The CIA chief is currently looking into how this situation came about, he added.
According to the Wall Street Journal, the program in question was a secret CIA effort to capture or kill Al Qaeda leaders. It may not have been reported to Congress in part because it never got off the ground, according to news reports.
“The problem is, they [the CIA] have no assets” inside terrorist organizations, says Professor Lustick of the University of Pennsylvania.
There may be more to the program, Lustick says. For instance, it may have involved attempts to draw in suspected terrorists by setting up fake efforts to attack the US.
Torture inquiry also possible
Aside from the CIA program, Bush administration interrogation practices remain a subject of possible investigation. Attorney General Eric Holder is reported to favor naming a prosecutor to look into whether these practices crossed the line into torture.

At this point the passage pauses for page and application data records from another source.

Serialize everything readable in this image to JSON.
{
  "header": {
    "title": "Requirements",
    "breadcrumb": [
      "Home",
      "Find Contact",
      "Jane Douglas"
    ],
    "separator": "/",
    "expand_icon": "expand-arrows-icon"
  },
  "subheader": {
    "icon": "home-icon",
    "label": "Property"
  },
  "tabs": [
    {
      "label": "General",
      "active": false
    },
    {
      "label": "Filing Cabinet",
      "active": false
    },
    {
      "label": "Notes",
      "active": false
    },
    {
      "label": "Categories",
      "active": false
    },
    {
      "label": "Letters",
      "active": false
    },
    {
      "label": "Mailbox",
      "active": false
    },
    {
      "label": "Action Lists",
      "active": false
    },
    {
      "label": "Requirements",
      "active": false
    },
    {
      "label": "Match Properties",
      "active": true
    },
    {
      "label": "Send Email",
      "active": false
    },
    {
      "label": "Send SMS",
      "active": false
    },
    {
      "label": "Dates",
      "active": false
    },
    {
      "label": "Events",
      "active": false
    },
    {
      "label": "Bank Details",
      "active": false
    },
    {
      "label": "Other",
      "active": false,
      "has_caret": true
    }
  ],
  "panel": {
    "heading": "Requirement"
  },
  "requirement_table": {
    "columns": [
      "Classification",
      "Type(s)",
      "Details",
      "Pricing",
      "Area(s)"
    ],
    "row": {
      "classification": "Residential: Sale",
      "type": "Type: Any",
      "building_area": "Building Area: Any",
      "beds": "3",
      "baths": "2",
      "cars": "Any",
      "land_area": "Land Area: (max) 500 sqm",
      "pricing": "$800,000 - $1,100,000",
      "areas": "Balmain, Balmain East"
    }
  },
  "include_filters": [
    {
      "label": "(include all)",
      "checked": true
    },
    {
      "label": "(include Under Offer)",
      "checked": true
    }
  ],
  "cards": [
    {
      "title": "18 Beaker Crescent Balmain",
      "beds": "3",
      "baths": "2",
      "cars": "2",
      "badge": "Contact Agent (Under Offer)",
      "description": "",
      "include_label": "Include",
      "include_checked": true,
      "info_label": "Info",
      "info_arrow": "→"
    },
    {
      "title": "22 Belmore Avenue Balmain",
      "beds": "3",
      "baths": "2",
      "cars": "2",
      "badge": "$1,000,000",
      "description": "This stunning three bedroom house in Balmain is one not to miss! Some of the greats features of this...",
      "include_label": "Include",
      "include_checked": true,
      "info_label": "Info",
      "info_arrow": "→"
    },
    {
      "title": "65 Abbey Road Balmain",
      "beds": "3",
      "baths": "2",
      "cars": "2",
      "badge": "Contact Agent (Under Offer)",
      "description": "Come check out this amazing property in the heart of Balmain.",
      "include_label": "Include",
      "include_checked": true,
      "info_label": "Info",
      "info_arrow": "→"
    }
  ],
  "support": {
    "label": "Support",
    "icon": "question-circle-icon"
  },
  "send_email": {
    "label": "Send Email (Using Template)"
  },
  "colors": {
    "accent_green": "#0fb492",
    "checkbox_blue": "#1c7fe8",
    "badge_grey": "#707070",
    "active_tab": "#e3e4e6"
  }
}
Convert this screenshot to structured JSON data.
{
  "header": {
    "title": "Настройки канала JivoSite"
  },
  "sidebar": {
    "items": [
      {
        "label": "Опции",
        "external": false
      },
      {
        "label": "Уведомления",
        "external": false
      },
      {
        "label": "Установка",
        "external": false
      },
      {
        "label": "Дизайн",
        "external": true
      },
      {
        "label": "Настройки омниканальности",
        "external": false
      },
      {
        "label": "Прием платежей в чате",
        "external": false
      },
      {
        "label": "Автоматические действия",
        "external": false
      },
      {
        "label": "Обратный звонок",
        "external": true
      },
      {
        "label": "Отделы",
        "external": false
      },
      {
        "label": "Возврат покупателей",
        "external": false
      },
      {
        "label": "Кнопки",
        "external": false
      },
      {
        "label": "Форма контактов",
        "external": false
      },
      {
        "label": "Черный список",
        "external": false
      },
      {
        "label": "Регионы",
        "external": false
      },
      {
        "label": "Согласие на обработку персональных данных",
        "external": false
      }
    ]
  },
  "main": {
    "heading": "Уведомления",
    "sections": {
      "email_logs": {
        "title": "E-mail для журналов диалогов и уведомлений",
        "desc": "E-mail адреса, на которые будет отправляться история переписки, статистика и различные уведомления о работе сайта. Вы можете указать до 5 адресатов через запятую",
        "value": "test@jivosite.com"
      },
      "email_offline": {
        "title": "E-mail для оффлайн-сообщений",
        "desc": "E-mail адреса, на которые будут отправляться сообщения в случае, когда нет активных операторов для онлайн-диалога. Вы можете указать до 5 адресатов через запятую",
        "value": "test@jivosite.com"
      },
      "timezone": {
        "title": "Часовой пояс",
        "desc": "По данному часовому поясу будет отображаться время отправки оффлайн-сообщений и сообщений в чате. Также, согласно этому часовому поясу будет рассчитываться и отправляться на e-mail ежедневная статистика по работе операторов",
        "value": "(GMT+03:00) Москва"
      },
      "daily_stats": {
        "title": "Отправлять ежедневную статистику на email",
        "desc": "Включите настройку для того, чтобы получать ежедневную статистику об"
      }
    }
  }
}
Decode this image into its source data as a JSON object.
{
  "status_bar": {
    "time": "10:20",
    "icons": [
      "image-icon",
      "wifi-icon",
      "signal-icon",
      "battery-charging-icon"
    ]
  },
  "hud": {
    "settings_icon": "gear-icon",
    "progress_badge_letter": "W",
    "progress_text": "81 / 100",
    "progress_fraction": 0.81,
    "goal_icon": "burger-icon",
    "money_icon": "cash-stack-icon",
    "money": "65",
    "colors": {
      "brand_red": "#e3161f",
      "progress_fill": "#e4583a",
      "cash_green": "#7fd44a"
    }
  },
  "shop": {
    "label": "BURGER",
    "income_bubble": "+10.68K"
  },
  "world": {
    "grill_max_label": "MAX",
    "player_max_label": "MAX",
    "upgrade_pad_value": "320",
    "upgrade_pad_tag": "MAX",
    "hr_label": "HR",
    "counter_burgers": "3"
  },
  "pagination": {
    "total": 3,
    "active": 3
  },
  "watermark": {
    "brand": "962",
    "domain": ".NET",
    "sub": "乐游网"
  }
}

The White House has responded carefully to these reports, too. “Our efforts are better focused looking forward than looking back,” said Mr. Gibbs on Monday.
For the Obama administration, an investigation into either the CIA program or Bush interrogation policy could be harmful in two ways, says Stephen Hess, senior fellow in governance studies at the Brookings Institution in Washington. It could interfere with White House efforts to push its domestic agenda, especially at this critical period, he says.
Opening the Pandora’s box of the past could also subject the administration to criticism that it is eager, in a time of apparent safety, to target people who may have simply done what they thought was necessary in a time of greater apparent danger, he adds.
“These are the kinds of investigations that, once you’ve started them, you can’t turn them off,” says Hess.